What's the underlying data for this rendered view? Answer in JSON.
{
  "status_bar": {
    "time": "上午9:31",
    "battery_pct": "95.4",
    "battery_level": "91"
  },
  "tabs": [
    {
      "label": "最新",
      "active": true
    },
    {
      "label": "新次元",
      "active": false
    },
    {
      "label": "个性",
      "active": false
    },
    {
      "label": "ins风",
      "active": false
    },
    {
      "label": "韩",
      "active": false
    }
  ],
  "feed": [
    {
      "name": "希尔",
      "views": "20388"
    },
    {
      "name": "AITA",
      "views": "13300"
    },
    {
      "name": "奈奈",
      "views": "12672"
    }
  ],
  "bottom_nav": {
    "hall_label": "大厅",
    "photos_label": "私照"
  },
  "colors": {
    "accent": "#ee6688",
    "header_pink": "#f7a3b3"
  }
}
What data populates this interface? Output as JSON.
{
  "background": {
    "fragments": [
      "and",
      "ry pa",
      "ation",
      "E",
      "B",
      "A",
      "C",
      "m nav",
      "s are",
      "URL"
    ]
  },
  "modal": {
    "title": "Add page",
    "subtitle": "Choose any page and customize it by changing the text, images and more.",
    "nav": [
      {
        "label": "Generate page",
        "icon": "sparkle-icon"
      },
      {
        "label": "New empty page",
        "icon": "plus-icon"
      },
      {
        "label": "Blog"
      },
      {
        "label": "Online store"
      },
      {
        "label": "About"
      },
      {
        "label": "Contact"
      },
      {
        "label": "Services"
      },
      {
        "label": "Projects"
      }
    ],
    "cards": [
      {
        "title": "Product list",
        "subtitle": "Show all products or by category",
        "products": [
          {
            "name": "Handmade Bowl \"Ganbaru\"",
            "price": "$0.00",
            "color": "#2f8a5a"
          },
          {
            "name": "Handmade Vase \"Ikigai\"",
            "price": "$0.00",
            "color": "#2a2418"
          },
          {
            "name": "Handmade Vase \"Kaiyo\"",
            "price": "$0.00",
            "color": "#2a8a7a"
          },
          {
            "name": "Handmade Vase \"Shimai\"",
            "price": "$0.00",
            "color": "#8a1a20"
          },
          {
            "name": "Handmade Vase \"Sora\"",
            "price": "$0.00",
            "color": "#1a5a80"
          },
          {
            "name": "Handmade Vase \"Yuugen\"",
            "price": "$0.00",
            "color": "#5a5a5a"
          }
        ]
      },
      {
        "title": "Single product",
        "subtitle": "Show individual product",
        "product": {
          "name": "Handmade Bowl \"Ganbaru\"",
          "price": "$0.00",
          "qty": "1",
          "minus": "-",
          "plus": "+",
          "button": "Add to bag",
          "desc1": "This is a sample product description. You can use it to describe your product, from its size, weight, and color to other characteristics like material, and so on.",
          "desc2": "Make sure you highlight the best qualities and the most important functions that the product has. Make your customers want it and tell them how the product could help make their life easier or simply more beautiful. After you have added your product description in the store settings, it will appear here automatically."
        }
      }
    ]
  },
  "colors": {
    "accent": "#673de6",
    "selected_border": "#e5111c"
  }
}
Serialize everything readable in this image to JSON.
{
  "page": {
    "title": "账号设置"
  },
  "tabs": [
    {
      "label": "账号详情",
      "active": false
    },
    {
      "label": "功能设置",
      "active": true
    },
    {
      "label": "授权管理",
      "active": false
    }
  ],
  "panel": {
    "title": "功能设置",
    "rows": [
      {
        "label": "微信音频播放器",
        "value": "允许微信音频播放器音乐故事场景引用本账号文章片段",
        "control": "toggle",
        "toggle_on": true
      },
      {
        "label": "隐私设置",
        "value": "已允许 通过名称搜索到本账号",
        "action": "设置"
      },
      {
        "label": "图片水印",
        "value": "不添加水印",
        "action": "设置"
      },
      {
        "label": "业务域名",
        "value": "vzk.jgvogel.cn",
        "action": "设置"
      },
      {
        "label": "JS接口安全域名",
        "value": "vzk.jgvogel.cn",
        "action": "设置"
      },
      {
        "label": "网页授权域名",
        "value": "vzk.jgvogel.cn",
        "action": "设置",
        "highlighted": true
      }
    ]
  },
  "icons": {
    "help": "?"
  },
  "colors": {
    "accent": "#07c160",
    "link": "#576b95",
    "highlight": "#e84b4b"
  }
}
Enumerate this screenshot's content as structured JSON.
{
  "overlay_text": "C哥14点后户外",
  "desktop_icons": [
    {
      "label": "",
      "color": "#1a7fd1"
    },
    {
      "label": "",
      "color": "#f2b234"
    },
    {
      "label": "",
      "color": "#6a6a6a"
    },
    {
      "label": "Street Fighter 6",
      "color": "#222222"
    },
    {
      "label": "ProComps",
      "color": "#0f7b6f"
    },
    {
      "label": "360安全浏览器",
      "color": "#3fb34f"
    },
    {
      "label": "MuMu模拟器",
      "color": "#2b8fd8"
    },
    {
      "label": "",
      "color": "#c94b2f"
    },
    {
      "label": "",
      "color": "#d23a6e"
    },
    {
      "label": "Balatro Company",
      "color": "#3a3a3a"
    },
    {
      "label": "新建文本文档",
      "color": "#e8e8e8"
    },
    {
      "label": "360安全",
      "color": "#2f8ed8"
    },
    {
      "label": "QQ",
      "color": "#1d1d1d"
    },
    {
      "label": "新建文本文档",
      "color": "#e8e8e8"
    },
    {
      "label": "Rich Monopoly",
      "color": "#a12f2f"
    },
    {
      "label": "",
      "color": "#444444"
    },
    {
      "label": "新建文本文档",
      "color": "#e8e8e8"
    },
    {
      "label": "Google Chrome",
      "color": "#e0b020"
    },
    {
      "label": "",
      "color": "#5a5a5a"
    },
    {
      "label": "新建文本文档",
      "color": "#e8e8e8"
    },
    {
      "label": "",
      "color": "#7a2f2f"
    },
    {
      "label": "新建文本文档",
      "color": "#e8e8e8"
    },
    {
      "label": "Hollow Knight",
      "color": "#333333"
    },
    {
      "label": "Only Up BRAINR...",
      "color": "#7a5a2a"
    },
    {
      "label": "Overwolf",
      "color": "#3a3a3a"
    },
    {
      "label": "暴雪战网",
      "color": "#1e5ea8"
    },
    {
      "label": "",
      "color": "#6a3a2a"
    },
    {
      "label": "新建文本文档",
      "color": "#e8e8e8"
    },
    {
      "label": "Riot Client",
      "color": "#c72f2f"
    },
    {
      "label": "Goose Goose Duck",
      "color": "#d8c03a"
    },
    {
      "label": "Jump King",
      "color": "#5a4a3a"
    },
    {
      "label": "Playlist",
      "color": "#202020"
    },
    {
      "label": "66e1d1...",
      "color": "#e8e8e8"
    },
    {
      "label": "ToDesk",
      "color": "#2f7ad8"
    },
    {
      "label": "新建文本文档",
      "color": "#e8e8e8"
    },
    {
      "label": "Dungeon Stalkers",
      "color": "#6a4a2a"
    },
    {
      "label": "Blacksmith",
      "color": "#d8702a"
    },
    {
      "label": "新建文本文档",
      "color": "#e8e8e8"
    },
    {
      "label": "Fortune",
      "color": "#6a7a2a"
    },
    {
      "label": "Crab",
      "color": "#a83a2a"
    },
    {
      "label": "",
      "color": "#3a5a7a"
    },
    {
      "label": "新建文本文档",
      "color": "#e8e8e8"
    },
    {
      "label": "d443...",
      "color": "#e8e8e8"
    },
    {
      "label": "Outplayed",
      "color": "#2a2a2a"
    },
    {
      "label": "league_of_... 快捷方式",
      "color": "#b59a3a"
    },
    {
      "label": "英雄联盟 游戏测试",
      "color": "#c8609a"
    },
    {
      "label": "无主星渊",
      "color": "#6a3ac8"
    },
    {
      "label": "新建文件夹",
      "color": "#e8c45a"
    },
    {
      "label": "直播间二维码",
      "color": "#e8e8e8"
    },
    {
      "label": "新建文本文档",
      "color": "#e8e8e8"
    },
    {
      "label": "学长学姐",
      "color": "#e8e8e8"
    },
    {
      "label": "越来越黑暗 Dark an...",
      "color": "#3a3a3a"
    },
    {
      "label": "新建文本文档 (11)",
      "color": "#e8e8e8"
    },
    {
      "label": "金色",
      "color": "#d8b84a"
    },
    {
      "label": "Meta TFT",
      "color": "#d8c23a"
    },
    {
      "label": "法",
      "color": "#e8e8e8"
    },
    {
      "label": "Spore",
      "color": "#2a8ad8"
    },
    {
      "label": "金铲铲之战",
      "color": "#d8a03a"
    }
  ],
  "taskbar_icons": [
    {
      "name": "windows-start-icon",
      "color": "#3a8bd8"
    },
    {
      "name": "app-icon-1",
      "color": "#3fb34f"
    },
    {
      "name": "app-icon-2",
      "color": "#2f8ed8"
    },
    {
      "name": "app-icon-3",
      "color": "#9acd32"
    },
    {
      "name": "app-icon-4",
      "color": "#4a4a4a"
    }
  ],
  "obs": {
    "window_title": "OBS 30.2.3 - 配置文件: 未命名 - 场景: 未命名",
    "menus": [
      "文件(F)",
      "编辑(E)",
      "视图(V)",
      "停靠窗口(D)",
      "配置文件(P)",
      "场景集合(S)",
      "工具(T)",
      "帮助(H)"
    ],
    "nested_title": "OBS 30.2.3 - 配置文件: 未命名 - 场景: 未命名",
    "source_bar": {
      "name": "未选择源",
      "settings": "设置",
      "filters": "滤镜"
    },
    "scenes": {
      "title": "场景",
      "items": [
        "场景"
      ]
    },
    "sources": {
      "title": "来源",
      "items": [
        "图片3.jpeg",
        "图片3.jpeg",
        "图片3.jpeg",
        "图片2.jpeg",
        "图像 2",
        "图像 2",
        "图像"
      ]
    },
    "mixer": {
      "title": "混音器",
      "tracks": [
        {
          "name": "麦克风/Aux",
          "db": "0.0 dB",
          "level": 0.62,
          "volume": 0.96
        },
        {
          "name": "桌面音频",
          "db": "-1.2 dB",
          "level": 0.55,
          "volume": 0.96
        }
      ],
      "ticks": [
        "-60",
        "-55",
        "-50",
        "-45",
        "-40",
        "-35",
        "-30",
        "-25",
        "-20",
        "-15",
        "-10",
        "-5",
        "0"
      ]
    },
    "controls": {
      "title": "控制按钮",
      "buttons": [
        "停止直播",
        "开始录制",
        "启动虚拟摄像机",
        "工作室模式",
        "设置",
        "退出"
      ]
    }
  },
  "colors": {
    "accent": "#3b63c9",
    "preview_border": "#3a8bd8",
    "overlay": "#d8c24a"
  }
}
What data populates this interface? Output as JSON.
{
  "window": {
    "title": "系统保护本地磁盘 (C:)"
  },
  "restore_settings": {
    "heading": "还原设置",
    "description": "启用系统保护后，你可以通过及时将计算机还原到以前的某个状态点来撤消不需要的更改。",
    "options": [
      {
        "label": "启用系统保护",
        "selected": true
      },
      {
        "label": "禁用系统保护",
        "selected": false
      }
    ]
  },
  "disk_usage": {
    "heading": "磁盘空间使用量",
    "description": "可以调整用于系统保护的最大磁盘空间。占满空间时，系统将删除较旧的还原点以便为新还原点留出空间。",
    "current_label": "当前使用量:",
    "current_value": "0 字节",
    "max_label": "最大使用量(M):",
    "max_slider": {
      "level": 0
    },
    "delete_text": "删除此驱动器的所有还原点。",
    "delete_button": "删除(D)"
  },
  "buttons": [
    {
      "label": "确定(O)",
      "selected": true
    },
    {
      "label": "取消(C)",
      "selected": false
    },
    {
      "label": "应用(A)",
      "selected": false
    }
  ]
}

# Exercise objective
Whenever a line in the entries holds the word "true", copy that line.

# Solution to this task
      "active": true
      "active": true
        "toggle_on": true
        "highlighted": true
        "selected": true
      "selected": true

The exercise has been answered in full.